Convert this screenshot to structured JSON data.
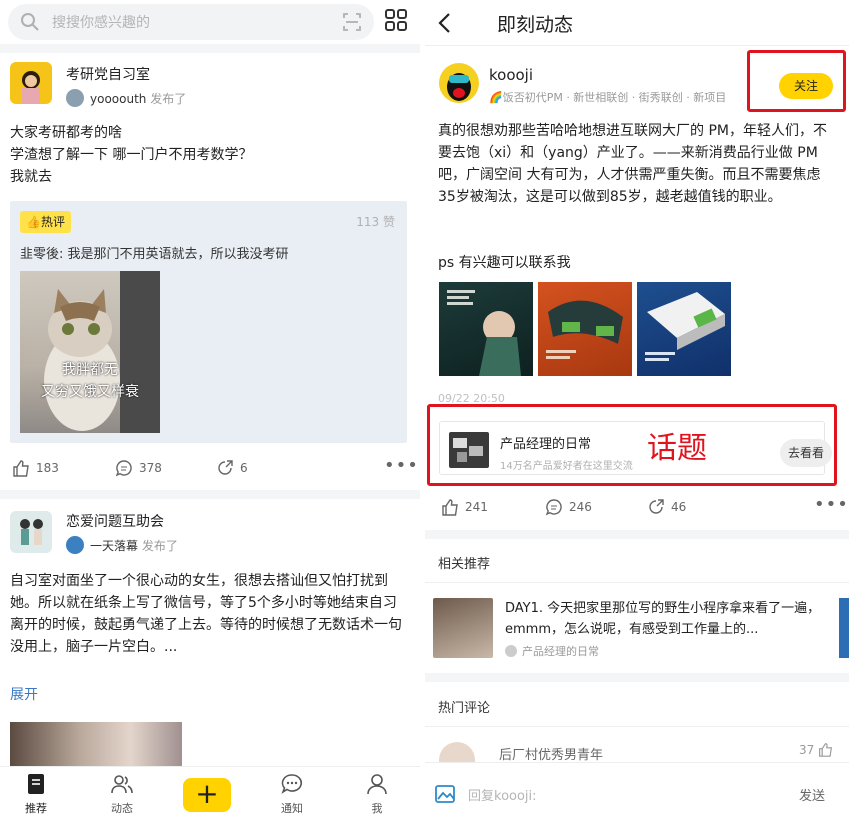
{
  "colors": {
    "accent": "#ffd200",
    "annotation": "#e0141e",
    "link": "#3a78c3"
  },
  "left": {
    "search": {
      "placeholder": "搜搜你感兴趣的"
    },
    "post1": {
      "title": "考研党自习室",
      "author": "yoooouth",
      "action": "发布了",
      "lines": [
        "大家考研都考的啥",
        "学渣想了解一下 哪一门户不用考数学？",
        "我就去"
      ],
      "hot_badge": "热评",
      "hot_count": "113 赞",
      "hot_user": "韭零後:",
      "hot_text": "我是那门不用英语就去，所以我没考研",
      "meme_line1": "我胖都无",
      "meme_line2": "又穷又饿又样衰",
      "likes": "183",
      "comments": "378",
      "shares": "6"
    },
    "post2": {
      "title": "恋爱问题互助会",
      "author": "一天落幕",
      "action": "发布了",
      "text": "自习室对面坐了一个很心动的女生，很想去搭讪但又怕打扰到她。所以就在纸条上写了微信号，等了5个多小时等她结束自习离开的时候，鼓起勇气递了上去。等待的时候想了无数话术一句没用上，脑子一片空白。...",
      "expand": "展开"
    },
    "nav": [
      {
        "label": "推荐",
        "icon": "doc-icon"
      },
      {
        "label": "动态",
        "icon": "people-icon"
      },
      {
        "label": "+",
        "icon": "plus-icon"
      },
      {
        "label": "通知",
        "icon": "chat-icon"
      },
      {
        "label": "我",
        "icon": "person-icon"
      }
    ]
  },
  "right": {
    "title": "即刻动态",
    "author": {
      "name": "koooji",
      "tags": "🌈饭否初代PM · 新世相联创 · 街秀联创 · 新项目",
      "follow": "关注"
    },
    "content": "真的很想劝那些苦哈哈地想进互联网大厂的 PM，年轻人们，不要去饱（xi）和（yang）产业了。——来新消费品行业做 PM 吧，广阔空间 大有可为，人才供需严重失衡。而且不需要焦虑35岁被淘汰，这是可以做到85岁，越老越值钱的职业。",
    "ps": "ps 有兴趣可以联系我",
    "time": "09/22 20:50",
    "topic": {
      "name": "产品经理的日常",
      "desc": "14万名产品爱好者在这里交流",
      "go": "去看看",
      "annotation": "话题"
    },
    "likes": "241",
    "comments": "246",
    "shares": "46",
    "related_title": "相关推荐",
    "related": {
      "text": "DAY1. 今天把家里那位写的野生小程序拿来看了一遍，emmm，怎么说呢，有感受到工作量上的...",
      "topic": "产品经理的日常"
    },
    "hot_comments_title": "热门评论",
    "comment": {
      "user": "后厂村优秀男青年",
      "likes": "37"
    },
    "reply": {
      "placeholder": "回复koooji:",
      "send": "发送"
    }
  }
}
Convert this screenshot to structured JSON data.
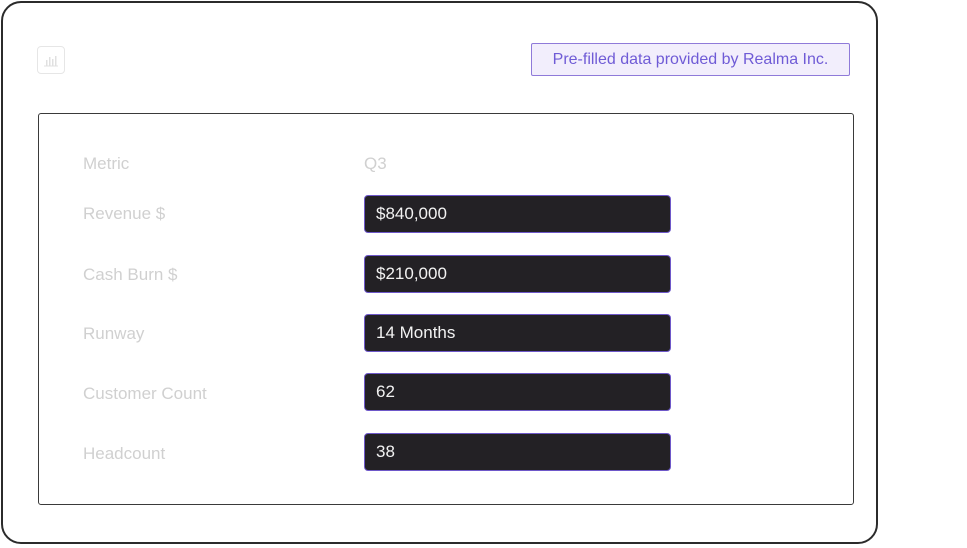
{
  "header": {
    "chart_icon": "bar-chart-icon",
    "prefill_notice": "Pre-filled data provided by Realma Inc."
  },
  "table": {
    "columns": {
      "metric": "Metric",
      "period": "Q3"
    },
    "rows": [
      {
        "label": "Revenue $",
        "value": "$840,000"
      },
      {
        "label": "Cash Burn $",
        "value": "$210,000"
      },
      {
        "label": "Runway",
        "value": "14 Months"
      },
      {
        "label": "Customer Count",
        "value": "62"
      },
      {
        "label": "Headcount",
        "value": "38"
      }
    ]
  },
  "colors": {
    "accent": "#6e58c9",
    "badge_text": "#6f5bd6",
    "field_background": "#232125",
    "label_text": "#d0d0d0"
  }
}
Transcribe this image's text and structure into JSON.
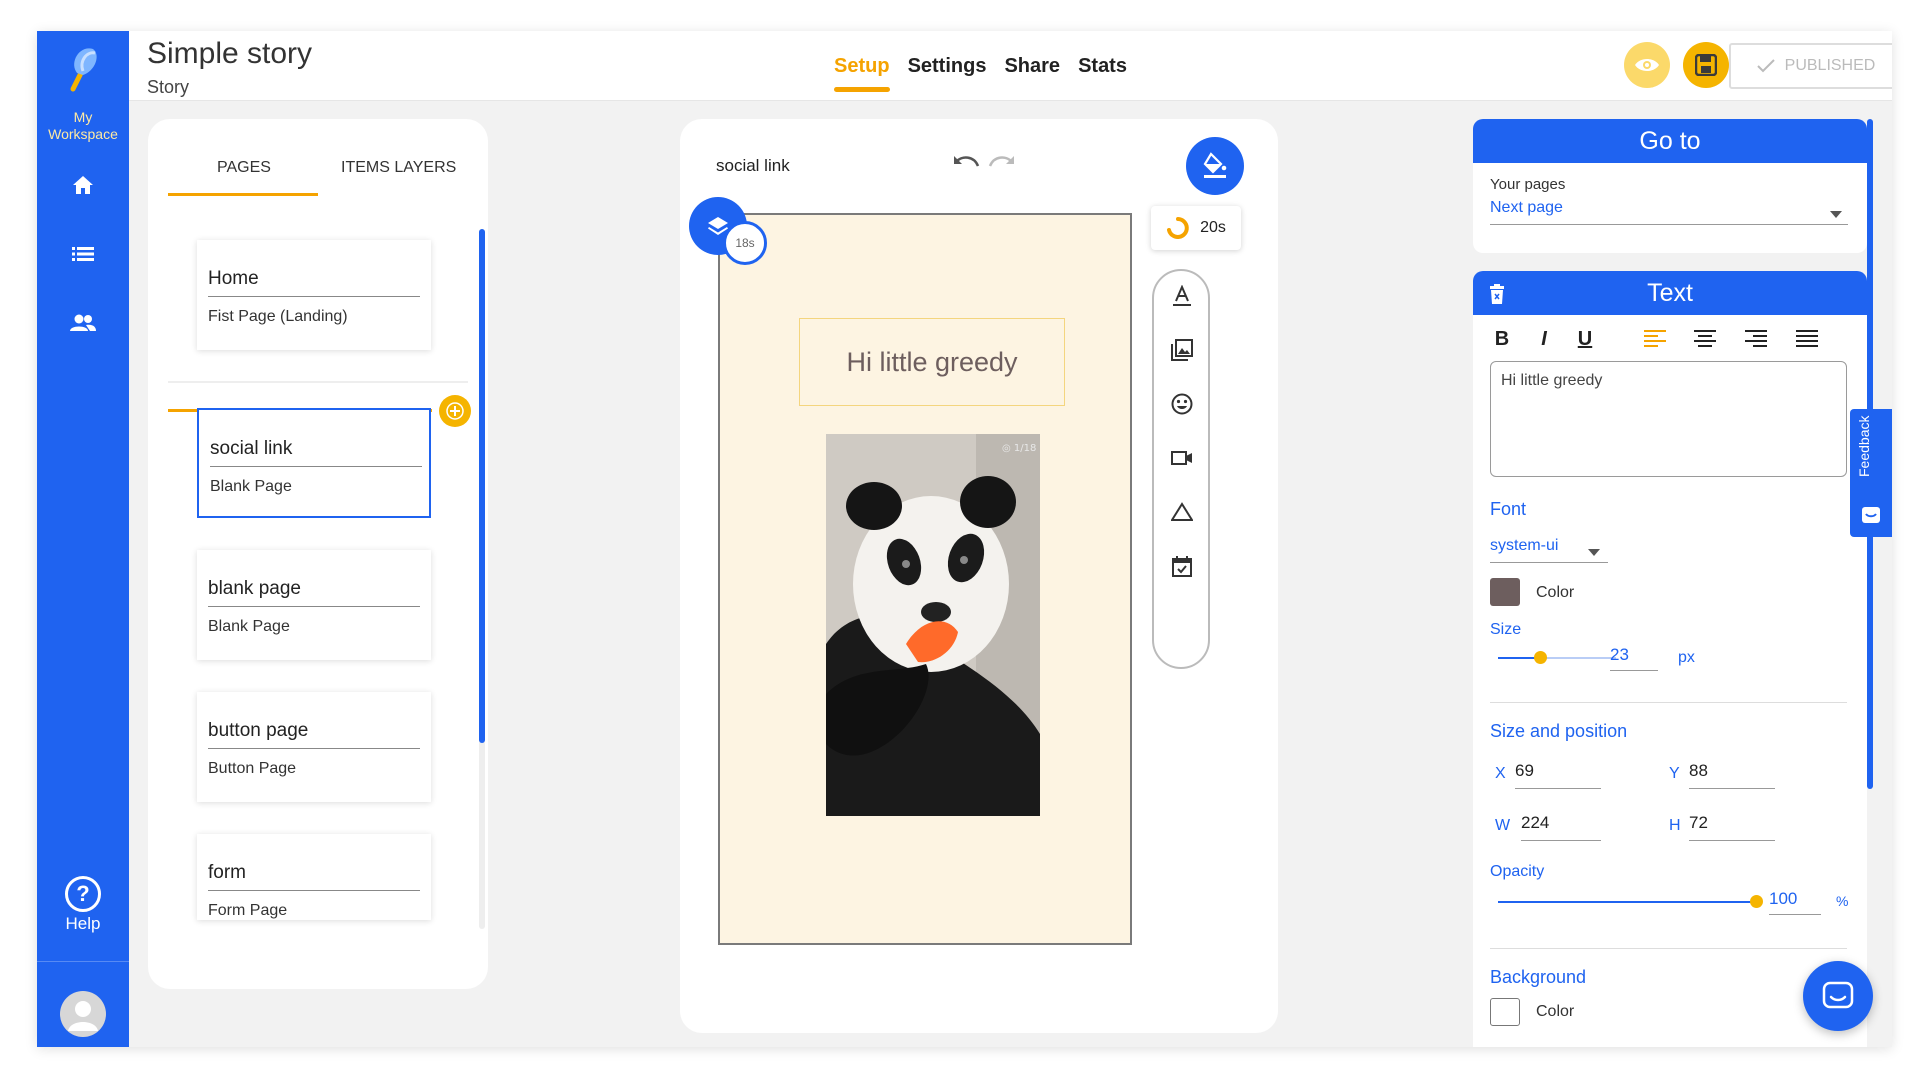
{
  "workspace": {
    "label": "My Workspace"
  },
  "nav": {
    "help_label": "Help"
  },
  "header": {
    "title": "Simple story",
    "subtitle": "Story",
    "tabs": [
      "Setup",
      "Settings",
      "Share",
      "Stats"
    ],
    "active_tab": "Setup",
    "published_label": "PUBLISHED"
  },
  "pages_panel": {
    "tabs": [
      "PAGES",
      "ITEMS LAYERS"
    ],
    "pages": [
      {
        "name": "Home",
        "desc": "Fist Page (Landing)"
      },
      {
        "name": "social link",
        "desc": "Blank Page"
      },
      {
        "name": "blank page",
        "desc": "Blank Page"
      },
      {
        "name": "button page",
        "desc": "Button Page"
      },
      {
        "name": "form",
        "desc": "Form Page"
      }
    ]
  },
  "canvas": {
    "page_name": "social link",
    "text_element": "Hi little greedy",
    "layer_timer": "18s",
    "duration": "20s"
  },
  "goto_panel": {
    "title": "Go to",
    "field_label": "Your pages",
    "selected": "Next page"
  },
  "text_panel": {
    "title": "Text",
    "content": "Hi little greedy",
    "font_label": "Font",
    "font_value": "system-ui",
    "color_label": "Color",
    "text_color": "#6d5e5e",
    "size_label": "Size",
    "size_value": "23",
    "size_unit": "px",
    "size_pos_label": "Size and position",
    "x_label": "X",
    "x_value": "69",
    "y_label": "Y",
    "y_value": "88",
    "w_label": "W",
    "w_value": "224",
    "h_label": "H",
    "h_value": "72",
    "opacity_label": "Opacity",
    "opacity_value": "100",
    "opacity_unit": "%",
    "background_label": "Background",
    "bg_color_label": "Color"
  },
  "feedback_label": "Feedback",
  "colors": {
    "brand": "#1f63f0",
    "accent": "#f5a300"
  }
}
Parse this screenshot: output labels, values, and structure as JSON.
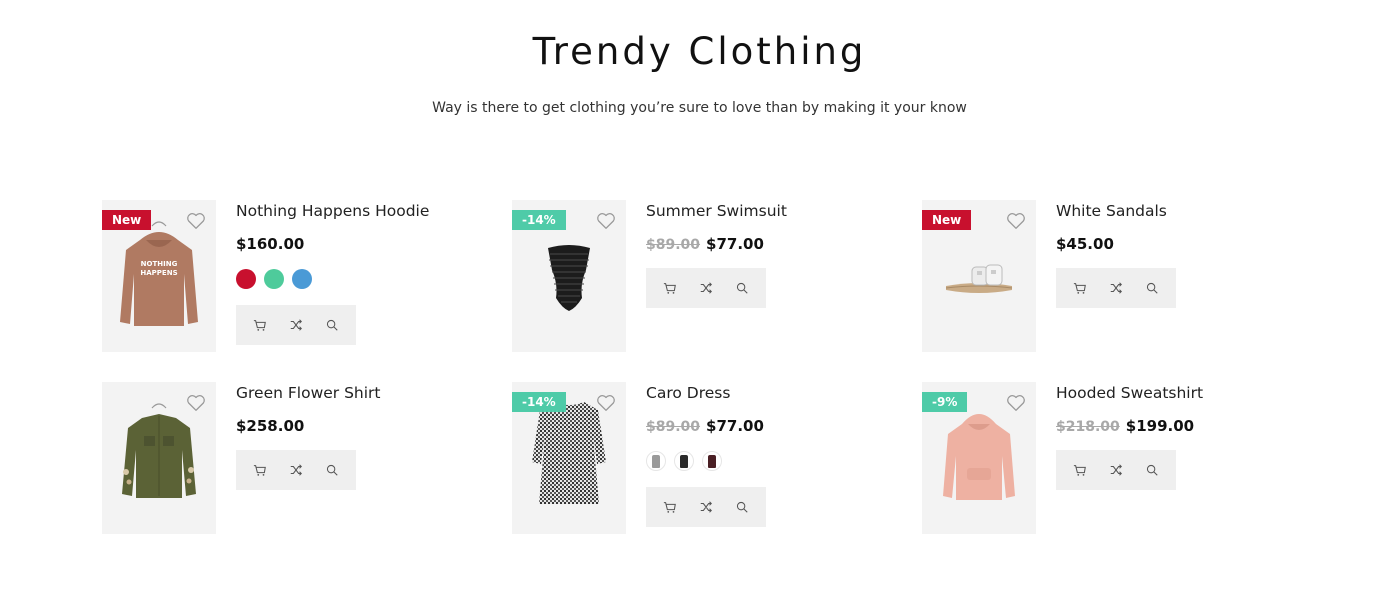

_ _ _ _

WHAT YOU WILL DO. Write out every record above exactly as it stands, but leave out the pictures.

ANSWER BOX.
Convert this screenshot to structured JSON data.
{
  "colors": {
    "accent": "#ffd200",
    "annotation": "#e0141e",
    "link": "#3a78c3"
  },
  "left": {
    "search": {
      "placeholder": "搜搜你感兴趣的"
    },
    "post1": {
      "title": "考研党自习室",
      "author": "yoooouth",
      "action": "发布了",
      "lines": [
        "大家考研都考的啥",
        "学渣想了解一下 哪一门户不用考数学？",
        "我就去"
      ],
      "hot_badge": "热评",
      "hot_count": "113 赞",
      "hot_user": "韭零後:",
      "hot_text": "我是那门不用英语就去，所以我没考研",
      "meme_line1": "我胖都无",
      "meme_line2": "又穷又饿又样衰",
      "likes": "183",
      "comments": "378",
      "shares": "6"
    },
    "post2": {
      "title": "恋爱问题互助会",
      "author": "一天落幕",
      "action": "发布了",
      "text": "自习室对面坐了一个很心动的女生，很想去搭讪但又怕打扰到她。所以就在纸条上写了微信号，等了5个多小时等她结束自习离开的时候，鼓起勇气递了上去。等待的时候想了无数话术一句没用上，脑子一片空白。...",
      "expand": "展开"
    },
    "nav": [
      {
        "label": "推荐",
        "icon": "doc-icon"
      },
      {
        "label": "动态",
        "icon": "people-icon"
      },
      {
        "label": "+",
        "icon": "plus-icon"
      },
      {
        "label": "通知",
        "icon": "chat-icon"
      },
      {
        "label": "我",
        "icon": "person-icon"
      }
    ]
  },
  "right": {
    "title": "即刻动态",
    "author": {
      "name": "koooji",
      "tags": "🌈饭否初代PM · 新世相联创 · 街秀联创 · 新项目",
      "follow": "关注"
    },
    "content": "真的很想劝那些苦哈哈地想进互联网大厂的 PM，年轻人们，不要去饱（xi）和（yang）产业了。——来新消费品行业做 PM 吧，广阔空间 大有可为，人才供需严重失衡。而且不需要焦虑35岁被淘汰，这是可以做到85岁，越老越值钱的职业。",
    "ps": "ps 有兴趣可以联系我",
    "time": "09/22 20:50",
    "topic": {
      "name": "产品经理的日常",
      "desc": "14万名产品爱好者在这里交流",
      "go": "去看看",
      "annotation": "话题"
    },
    "likes": "241",
    "comments": "246",
    "shares": "46",
    "related_title": "相关推荐",
    "related": {
      "text": "DAY1. 今天把家里那位写的野生小程序拿来看了一遍，emmm，怎么说呢，有感受到工作量上的...",
      "topic": "产品经理的日常"
    },
    "hot_comments_title": "热门评论",
    "comment": {
      "user": "后厂村优秀男青年",
      "likes": "37"
    },
    "reply": {
      "placeholder": "回复koooji:",
      "send": "发送"
    }
  }
}
Convert this screenshot to structured JSON data.
{
  "header": {
    "chart_icon": "bar-chart-icon",
    "prefill_notice": "Pre-filled data provided by Realma Inc."
  },
  "table": {
    "columns": {
      "metric": "Metric",
      "period": "Q3"
    },
    "rows": [
      {
        "label": "Revenue $",
        "value": "$840,000"
      },
      {
        "label": "Cash Burn $",
        "value": "$210,000"
      },
      {
        "label": "Runway",
        "value": "14 Months"
      },
      {
        "label": "Customer Count",
        "value": "62"
      },
      {
        "label": "Headcount",
        "value": "38"
      }
    ]
  },
  "colors": {
    "accent": "#6e58c9",
    "badge_text": "#6f5bd6",
    "field_background": "#232125",
    "label_text": "#d0d0d0"
  }
}
Transcribe this image's text and structure into JSON.
{
  "workspace": {
    "label": "My Workspace"
  },
  "nav": {
    "help_label": "Help"
  },
  "header": {
    "title": "Simple story",
    "subtitle": "Story",
    "tabs": [
      "Setup",
      "Settings",
      "Share",
      "Stats"
    ],
    "active_tab": "Setup",
    "published_label": "PUBLISHED"
  },
  "pages_panel": {
    "tabs": [
      "PAGES",
      "ITEMS LAYERS"
    ],
    "pages": [
      {
        "name": "Home",
        "desc": "Fist Page (Landing)"
      },
      {
        "name": "social link",
        "desc": "Blank Page"
      },
      {
        "name": "blank page",
        "desc": "Blank Page"
      },
      {
        "name": "button page",
        "desc": "Button Page"
      },
      {
        "name": "form",
        "desc": "Form Page"
      }
    ]
  },
  "canvas": {
    "page_name": "social link",
    "text_element": "Hi little greedy",
    "layer_timer": "18s",
    "duration": "20s"
  },
  "goto_panel": {
    "title": "Go to",
    "field_label": "Your pages",
    "selected": "Next page"
  },
  "text_panel": {
    "title": "Text",
    "content": "Hi little greedy",
    "font_label": "Font",
    "font_value": "system-ui",
    "color_label": "Color",
    "text_color": "#6d5e5e",
    "size_label": "Size",
    "size_value": "23",
    "size_unit": "px",
    "size_pos_label": "Size and position",
    "x_label": "X",
    "x_value": "69",
    "y_label": "Y",
    "y_value": "88",
    "w_label": "W",
    "w_value": "224",
    "h_label": "H",
    "h_value": "72",
    "opacity_label": "Opacity",
    "opacity_value": "100",
    "opacity_unit": "%",
    "background_label": "Background",
    "bg_color_label": "Color"
  },
  "feedback_label": "Feedback",
  "colors": {
    "brand": "#1f63f0",
    "accent": "#f5a300"
  }
}
Parse this screenshot: output labels, values, and structure as JSON.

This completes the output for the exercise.